**Work to be completed:** The response should consist of the records that follow, repeated exactly.
BEGIN Exercise inputs
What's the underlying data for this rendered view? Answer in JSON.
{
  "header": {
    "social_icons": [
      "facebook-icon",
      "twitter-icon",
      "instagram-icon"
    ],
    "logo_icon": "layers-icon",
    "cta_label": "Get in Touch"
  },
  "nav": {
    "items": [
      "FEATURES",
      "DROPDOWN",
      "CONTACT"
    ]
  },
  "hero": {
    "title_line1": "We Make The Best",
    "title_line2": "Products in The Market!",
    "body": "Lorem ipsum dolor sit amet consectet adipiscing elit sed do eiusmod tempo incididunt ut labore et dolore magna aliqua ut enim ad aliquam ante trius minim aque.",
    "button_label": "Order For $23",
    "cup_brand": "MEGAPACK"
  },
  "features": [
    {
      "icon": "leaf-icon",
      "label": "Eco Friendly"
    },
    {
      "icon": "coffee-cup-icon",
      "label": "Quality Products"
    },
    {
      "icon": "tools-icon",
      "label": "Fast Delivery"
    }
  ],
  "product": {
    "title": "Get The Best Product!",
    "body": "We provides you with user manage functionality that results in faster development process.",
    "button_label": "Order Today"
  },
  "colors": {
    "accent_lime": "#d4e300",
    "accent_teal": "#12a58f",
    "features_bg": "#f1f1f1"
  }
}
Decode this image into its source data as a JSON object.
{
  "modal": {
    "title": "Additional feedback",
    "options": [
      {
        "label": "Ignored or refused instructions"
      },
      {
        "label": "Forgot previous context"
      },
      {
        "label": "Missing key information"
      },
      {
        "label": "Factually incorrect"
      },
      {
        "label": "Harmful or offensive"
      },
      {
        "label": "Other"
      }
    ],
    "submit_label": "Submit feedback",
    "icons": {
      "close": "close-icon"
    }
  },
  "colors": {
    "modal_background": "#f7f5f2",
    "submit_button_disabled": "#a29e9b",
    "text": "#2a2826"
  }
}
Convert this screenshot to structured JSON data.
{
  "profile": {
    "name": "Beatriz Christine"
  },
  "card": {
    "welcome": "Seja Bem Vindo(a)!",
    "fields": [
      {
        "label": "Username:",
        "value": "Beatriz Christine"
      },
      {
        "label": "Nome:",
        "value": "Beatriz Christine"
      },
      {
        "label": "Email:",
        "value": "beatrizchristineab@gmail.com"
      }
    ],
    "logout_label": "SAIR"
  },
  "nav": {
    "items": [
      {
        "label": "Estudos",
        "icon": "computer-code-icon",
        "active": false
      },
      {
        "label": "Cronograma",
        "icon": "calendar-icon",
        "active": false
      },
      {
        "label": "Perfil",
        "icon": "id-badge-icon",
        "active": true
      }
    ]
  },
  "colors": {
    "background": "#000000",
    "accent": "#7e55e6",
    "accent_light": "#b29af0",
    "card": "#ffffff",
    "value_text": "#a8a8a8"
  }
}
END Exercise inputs
**Output of the exercise:**
What's the underlying data for this rendered view? Answer in JSON.
{
  "header": {
    "social_icons": [
      "facebook-icon",
      "twitter-icon",
      "instagram-icon"
    ],
    "logo_icon": "layers-icon",
    "cta_label": "Get in Touch"
  },
  "nav": {
    "items": [
      "FEATURES",
      "DROPDOWN",
      "CONTACT"
    ]
  },
  "hero": {
    "title_line1": "We Make The Best",
    "title_line2": "Products in The Market!",
    "body": "Lorem ipsum dolor sit amet consectet adipiscing elit sed do eiusmod tempo incididunt ut labore et dolore magna aliqua ut enim ad aliquam ante trius minim aque.",
    "button_label": "Order For $23",
    "cup_brand": "MEGAPACK"
  },
  "features": [
    {
      "icon": "leaf-icon",
      "label": "Eco Friendly"
    },
    {
      "icon": "coffee-cup-icon",
      "label": "Quality Products"
    },
    {
      "icon": "tools-icon",
      "label": "Fast Delivery"
    }
  ],
  "product": {
    "title": "Get The Best Product!",
    "body": "We provides you with user manage functionality that results in faster development process.",
    "button_label": "Order Today"
  },
  "colors": {
    "accent_lime": "#d4e300",
    "accent_teal": "#12a58f",
    "features_bg": "#f1f1f1"
  }
}
Decode this image into its source data as a JSON object.
{
  "modal": {
    "title": "Additional feedback",
    "options": [
      {
        "label": "Ignored or refused instructions"
      },
      {
        "label": "Forgot previous context"
      },
      {
        "label": "Missing key information"
      },
      {
        "label": "Factually incorrect"
      },
      {
        "label": "Harmful or offensive"
      },
      {
        "label": "Other"
      }
    ],
    "submit_label": "Submit feedback",
    "icons": {
      "close": "close-icon"
    }
  },
  "colors": {
    "modal_background": "#f7f5f2",
    "submit_button_disabled": "#a29e9b",
    "text": "#2a2826"
  }
}
Convert this screenshot to structured JSON data.
{
  "profile": {
    "name": "Beatriz Christine"
  },
  "card": {
    "welcome": "Seja Bem Vindo(a)!",
    "fields": [
      {
        "label": "Username:",
        "value": "Beatriz Christine"
      },
      {
        "label": "Nome:",
        "value": "Beatriz Christine"
      },
      {
        "label": "Email:",
        "value": "beatrizchristineab@gmail.com"
      }
    ],
    "logout_label": "SAIR"
  },
  "nav": {
    "items": [
      {
        "label": "Estudos",
        "icon": "computer-code-icon",
        "active": false
      },
      {
        "label": "Cronograma",
        "icon": "calendar-icon",
        "active": false
      },
      {
        "label": "Perfil",
        "icon": "id-badge-icon",
        "active": true
      }
    ]
  },
  "colors": {
    "background": "#000000",
    "accent": "#7e55e6",
    "accent_light": "#b29af0",
    "card": "#ffffff",
    "value_text": "#a8a8a8"
  }
}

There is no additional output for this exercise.